(Data records for software interfaces)

· · · · · · ·

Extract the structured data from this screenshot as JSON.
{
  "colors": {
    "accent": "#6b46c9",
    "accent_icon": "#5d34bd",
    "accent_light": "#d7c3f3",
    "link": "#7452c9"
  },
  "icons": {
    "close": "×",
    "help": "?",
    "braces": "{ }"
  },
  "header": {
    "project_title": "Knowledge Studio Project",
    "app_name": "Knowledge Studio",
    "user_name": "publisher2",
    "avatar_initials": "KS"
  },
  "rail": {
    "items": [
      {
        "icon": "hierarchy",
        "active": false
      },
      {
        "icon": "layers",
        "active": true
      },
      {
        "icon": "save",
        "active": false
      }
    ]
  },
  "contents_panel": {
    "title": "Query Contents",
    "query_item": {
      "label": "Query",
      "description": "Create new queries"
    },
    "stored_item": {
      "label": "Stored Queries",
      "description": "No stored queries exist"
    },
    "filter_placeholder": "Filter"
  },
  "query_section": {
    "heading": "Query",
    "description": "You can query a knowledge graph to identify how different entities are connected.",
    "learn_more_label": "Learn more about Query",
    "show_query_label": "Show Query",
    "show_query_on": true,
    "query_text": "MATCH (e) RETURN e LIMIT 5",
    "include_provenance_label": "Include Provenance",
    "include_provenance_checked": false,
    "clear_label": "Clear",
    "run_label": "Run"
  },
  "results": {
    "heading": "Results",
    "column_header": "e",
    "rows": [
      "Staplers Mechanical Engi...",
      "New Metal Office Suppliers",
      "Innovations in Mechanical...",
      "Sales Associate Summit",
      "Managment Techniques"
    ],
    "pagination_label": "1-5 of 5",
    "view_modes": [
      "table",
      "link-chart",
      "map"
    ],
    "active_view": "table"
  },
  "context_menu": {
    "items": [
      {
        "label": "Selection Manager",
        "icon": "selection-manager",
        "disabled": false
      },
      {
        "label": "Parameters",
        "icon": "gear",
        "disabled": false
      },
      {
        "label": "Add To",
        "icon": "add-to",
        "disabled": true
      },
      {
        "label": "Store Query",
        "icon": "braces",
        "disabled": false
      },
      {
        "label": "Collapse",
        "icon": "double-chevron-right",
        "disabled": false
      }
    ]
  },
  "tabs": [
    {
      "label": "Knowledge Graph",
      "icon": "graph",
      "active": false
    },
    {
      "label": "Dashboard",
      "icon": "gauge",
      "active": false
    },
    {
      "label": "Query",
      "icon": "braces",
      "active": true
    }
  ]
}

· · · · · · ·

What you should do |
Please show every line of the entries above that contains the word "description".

Result of the task |
      "description": "Create new queries"
      "description": "No stored queries exist"
    "description": "You can query a knowledge graph to identify how different entities are connected.",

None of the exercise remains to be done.